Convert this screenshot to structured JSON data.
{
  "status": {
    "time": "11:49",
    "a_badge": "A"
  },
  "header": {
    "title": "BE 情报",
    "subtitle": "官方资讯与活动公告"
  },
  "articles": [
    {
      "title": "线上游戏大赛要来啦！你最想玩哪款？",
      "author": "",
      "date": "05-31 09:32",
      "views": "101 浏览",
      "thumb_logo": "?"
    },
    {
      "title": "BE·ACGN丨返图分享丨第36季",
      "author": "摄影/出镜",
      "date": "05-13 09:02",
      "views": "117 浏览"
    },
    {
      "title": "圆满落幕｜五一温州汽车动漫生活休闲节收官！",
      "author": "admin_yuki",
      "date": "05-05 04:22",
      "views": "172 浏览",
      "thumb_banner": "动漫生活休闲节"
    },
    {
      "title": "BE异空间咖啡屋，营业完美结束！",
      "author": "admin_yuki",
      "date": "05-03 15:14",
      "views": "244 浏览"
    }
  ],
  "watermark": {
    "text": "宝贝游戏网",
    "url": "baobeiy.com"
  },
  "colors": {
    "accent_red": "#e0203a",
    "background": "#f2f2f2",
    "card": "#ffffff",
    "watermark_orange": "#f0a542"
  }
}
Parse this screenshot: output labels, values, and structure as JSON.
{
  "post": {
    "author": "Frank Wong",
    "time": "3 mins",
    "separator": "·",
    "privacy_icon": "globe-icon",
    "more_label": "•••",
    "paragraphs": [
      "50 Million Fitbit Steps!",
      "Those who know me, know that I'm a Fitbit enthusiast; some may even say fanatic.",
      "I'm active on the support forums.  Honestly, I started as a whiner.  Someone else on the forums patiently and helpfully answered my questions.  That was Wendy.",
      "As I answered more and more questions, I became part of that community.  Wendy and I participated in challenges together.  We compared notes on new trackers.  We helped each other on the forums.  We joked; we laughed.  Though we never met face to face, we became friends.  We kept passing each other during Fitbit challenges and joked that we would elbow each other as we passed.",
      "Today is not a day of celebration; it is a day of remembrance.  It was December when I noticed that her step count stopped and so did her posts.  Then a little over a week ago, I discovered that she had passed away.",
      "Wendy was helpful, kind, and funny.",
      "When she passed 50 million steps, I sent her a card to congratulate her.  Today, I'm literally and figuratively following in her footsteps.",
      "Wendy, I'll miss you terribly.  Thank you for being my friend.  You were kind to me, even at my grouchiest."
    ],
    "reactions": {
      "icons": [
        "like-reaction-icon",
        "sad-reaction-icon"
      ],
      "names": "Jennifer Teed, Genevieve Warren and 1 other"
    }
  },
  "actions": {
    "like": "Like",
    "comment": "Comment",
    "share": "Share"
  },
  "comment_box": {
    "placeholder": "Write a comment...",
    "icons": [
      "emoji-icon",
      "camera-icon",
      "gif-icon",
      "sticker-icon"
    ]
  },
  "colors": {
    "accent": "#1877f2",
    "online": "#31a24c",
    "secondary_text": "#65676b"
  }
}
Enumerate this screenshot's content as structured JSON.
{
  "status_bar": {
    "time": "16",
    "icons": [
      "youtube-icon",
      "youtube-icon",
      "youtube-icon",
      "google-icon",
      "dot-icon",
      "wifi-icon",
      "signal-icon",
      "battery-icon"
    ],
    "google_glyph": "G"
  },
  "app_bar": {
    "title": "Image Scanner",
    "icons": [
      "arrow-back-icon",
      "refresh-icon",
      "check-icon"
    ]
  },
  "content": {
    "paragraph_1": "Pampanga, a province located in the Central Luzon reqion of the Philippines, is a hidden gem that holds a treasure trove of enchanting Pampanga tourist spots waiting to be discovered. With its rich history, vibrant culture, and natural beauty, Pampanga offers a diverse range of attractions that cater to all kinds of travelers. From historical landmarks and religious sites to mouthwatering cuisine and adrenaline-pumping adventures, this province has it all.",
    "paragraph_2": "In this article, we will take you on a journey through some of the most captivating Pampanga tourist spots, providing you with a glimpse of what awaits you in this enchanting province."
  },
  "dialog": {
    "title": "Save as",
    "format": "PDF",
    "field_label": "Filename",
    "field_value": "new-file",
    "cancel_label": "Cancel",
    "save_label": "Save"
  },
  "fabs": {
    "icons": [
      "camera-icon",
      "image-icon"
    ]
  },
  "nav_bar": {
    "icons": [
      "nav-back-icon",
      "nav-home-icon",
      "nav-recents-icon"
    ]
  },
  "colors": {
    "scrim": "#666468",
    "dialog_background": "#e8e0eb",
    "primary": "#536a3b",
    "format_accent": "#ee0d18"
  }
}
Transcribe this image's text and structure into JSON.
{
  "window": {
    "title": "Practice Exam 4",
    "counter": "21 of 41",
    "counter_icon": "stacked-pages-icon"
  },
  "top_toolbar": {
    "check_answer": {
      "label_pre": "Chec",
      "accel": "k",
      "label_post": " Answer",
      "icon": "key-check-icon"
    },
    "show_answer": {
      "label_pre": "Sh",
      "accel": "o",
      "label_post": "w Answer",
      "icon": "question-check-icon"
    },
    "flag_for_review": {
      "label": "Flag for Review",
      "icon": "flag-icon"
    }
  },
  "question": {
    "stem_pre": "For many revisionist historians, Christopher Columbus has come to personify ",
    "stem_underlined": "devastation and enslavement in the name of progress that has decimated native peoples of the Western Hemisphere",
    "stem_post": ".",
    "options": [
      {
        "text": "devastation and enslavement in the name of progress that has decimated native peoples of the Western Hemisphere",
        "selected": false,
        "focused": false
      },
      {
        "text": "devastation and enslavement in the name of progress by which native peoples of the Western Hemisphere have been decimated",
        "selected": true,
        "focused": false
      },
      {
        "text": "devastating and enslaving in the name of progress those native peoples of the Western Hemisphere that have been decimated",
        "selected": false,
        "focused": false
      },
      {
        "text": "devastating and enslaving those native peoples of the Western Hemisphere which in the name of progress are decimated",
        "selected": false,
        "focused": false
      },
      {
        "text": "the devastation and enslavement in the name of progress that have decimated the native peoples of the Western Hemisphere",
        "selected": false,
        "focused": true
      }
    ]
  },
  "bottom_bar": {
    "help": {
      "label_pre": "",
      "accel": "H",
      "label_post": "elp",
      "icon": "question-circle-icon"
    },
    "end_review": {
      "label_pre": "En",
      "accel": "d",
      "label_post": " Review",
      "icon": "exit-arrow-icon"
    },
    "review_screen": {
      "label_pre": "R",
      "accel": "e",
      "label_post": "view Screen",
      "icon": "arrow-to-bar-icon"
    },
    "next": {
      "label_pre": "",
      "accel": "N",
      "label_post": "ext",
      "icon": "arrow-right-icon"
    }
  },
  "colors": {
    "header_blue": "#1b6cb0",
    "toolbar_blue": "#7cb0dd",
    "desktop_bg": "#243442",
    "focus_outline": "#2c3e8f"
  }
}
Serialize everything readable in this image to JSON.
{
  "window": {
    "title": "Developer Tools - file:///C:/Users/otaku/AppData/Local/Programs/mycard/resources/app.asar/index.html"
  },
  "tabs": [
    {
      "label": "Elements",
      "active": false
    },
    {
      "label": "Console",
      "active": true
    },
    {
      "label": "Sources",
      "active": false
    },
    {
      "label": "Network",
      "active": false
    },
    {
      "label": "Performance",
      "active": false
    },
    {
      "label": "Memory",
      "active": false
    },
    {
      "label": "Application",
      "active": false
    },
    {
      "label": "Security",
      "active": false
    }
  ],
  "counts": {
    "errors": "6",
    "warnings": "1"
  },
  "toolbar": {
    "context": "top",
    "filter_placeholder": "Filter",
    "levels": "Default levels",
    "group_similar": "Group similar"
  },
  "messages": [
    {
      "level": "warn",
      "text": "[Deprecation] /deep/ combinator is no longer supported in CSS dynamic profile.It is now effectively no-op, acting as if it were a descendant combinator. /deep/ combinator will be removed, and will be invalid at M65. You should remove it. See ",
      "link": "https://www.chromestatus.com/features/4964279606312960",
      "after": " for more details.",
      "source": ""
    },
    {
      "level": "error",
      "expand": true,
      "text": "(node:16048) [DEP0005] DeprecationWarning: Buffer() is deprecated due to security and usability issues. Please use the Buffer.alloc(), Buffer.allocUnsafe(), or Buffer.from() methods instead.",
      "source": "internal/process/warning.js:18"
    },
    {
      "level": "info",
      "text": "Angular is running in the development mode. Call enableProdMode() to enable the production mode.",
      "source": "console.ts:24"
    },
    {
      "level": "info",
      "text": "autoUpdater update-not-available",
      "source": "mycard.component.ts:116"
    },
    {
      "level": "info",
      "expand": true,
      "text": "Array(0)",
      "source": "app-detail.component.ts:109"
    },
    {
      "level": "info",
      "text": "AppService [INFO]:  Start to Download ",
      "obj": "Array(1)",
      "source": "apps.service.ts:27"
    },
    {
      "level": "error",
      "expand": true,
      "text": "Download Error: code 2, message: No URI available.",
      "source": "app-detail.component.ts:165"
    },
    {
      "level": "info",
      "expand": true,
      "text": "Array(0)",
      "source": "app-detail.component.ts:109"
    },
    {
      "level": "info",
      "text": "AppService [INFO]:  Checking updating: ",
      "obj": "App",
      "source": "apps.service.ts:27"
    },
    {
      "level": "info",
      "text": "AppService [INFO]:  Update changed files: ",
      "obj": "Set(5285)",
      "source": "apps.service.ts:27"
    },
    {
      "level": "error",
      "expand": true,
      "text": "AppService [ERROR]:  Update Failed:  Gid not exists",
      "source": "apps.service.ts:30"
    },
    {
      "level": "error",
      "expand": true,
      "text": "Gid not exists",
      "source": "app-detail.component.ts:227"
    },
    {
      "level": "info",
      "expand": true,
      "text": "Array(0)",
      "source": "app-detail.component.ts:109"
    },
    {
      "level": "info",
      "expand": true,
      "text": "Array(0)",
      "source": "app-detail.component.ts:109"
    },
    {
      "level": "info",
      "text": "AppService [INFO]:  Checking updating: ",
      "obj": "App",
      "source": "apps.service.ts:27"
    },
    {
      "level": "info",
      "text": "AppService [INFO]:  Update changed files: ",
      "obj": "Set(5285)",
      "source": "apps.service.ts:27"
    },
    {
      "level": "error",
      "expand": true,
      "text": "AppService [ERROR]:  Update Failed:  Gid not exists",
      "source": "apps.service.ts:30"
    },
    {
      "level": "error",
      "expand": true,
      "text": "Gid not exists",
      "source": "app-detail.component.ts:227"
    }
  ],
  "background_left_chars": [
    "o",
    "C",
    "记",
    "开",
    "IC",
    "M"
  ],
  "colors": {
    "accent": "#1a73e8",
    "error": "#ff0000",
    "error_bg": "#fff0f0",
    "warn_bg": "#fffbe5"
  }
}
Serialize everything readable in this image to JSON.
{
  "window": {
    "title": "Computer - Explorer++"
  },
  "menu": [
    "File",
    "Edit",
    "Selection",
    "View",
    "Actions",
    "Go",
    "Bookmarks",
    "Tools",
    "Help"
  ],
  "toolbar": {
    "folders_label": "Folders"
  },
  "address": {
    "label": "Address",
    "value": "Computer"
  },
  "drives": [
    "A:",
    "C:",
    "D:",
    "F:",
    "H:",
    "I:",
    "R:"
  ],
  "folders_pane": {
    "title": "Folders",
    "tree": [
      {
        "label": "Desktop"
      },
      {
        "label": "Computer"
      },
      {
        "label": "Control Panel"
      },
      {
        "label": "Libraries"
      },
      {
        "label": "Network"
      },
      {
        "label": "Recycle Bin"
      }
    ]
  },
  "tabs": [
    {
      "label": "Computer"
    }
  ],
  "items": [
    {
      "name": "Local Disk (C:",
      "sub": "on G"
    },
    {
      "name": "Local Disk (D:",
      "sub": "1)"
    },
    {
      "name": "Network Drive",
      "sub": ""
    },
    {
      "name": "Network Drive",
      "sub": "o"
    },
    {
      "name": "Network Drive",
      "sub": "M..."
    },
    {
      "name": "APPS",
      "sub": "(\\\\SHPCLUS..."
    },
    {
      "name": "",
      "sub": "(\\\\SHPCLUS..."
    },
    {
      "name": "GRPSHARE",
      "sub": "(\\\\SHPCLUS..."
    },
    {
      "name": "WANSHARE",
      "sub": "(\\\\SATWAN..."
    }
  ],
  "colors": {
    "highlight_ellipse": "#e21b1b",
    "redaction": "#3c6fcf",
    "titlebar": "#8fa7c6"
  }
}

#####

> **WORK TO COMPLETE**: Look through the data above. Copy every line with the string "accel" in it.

> **WRITTEN SOLUTION**:
      "accel": "k",
      "accel": "o",
      "accel": "H",
      "accel": "d",
      "accel": "e",
      "accel": "N",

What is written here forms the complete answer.